= Beginning of Section =

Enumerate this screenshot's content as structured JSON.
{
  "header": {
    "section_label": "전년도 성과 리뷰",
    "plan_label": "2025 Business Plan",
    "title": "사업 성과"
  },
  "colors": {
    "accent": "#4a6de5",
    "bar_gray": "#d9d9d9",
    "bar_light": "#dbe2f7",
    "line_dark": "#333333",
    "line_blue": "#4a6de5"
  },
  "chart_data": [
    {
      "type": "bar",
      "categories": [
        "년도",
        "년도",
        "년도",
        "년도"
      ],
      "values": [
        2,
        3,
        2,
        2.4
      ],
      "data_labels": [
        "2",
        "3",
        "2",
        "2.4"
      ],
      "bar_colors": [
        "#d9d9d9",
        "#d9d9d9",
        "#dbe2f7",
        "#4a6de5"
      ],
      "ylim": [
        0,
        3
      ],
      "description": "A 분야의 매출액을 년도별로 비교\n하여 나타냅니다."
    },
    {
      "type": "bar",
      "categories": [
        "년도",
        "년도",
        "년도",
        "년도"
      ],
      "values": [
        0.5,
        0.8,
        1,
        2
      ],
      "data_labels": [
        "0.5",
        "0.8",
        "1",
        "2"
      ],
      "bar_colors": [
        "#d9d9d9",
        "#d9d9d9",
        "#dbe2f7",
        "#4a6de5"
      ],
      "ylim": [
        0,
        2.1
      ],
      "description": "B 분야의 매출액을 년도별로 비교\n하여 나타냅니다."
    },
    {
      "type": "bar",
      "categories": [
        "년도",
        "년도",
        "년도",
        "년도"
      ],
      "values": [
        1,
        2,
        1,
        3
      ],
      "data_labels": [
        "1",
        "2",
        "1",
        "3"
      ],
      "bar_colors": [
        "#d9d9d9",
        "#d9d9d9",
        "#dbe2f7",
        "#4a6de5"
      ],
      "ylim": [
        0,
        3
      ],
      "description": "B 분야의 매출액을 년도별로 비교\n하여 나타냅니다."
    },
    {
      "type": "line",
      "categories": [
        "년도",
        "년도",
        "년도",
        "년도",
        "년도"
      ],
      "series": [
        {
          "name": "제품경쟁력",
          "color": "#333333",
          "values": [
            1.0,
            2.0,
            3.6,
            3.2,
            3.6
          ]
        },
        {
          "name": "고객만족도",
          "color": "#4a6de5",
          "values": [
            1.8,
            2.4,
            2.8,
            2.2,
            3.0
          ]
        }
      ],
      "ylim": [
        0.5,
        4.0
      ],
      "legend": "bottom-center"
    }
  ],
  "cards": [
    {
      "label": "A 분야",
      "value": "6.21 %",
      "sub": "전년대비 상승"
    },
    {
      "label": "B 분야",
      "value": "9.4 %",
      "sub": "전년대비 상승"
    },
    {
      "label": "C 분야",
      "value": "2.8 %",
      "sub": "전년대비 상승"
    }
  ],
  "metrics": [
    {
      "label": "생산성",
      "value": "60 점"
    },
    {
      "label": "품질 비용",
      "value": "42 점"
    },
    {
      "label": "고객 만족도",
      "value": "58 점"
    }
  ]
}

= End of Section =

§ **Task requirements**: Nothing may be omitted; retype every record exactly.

§ **Result below**:
Enumerate this screenshot's content as structured JSON.
{
  "header": {
    "section_label": "전년도 성과 리뷰",
    "plan_label": "2025 Business Plan",
    "title": "사업 성과"
  },
  "colors": {
    "accent": "#4a6de5",
    "bar_gray": "#d9d9d9",
    "bar_light": "#dbe2f7",
    "line_dark": "#333333",
    "line_blue": "#4a6de5"
  },
  "chart_data": [
    {
      "type": "bar",
      "categories": [
        "년도",
        "년도",
        "년도",
        "년도"
      ],
      "values": [
        2,
        3,
        2,
        2.4
      ],
      "data_labels": [
        "2",
        "3",
        "2",
        "2.4"
      ],
      "bar_colors": [
        "#d9d9d9",
        "#d9d9d9",
        "#dbe2f7",
        "#4a6de5"
      ],
      "ylim": [
        0,
        3
      ],
      "description": "A 분야의 매출액을 년도별로 비교\n하여 나타냅니다."
    },
    {
      "type": "bar",
      "categories": [
        "년도",
        "년도",
        "년도",
        "년도"
      ],
      "values": [
        0.5,
        0.8,
        1,
        2
      ],
      "data_labels": [
        "0.5",
        "0.8",
        "1",
        "2"
      ],
      "bar_colors": [
        "#d9d9d9",
        "#d9d9d9",
        "#dbe2f7",
        "#4a6de5"
      ],
      "ylim": [
        0,
        2.1
      ],
      "description": "B 분야의 매출액을 년도별로 비교\n하여 나타냅니다."
    },
    {
      "type": "bar",
      "categories": [
        "년도",
        "년도",
        "년도",
        "년도"
      ],
      "values": [
        1,
        2,
        1,
        3
      ],
      "data_labels": [
        "1",
        "2",
        "1",
        "3"
      ],
      "bar_colors": [
        "#d9d9d9",
        "#d9d9d9",
        "#dbe2f7",
        "#4a6de5"
      ],
      "ylim": [
        0,
        3
      ],
      "description": "B 분야의 매출액을 년도별로 비교\n하여 나타냅니다."
    },
    {
      "type": "line",
      "categories": [
        "년도",
        "년도",
        "년도",
        "년도",
        "년도"
      ],
      "series": [
        {
          "name": "제품경쟁력",
          "color": "#333333",
          "values": [
            1.0,
            2.0,
            3.6,
            3.2,
            3.6
          ]
        },
        {
          "name": "고객만족도",
          "color": "#4a6de5",
          "values": [
            1.8,
            2.4,
            2.8,
            2.2,
            3.0
          ]
        }
      ],
      "ylim": [
        0.5,
        4.0
      ],
      "legend": "bottom-center"
    }
  ],
  "cards": [
    {
      "label": "A 분야",
      "value": "6.21 %",
      "sub": "전년대비 상승"
    },
    {
      "label": "B 분야",
      "value": "9.4 %",
      "sub": "전년대비 상승"
    },
    {
      "label": "C 분야",
      "value": "2.8 %",
      "sub": "전년대비 상승"
    }
  ],
  "metrics": [
    {
      "label": "생산성",
      "value": "60 점"
    },
    {
      "label": "품질 비용",
      "value": "42 점"
    },
    {
      "label": "고객 만족도",
      "value": "58 점"
    }
  ]
}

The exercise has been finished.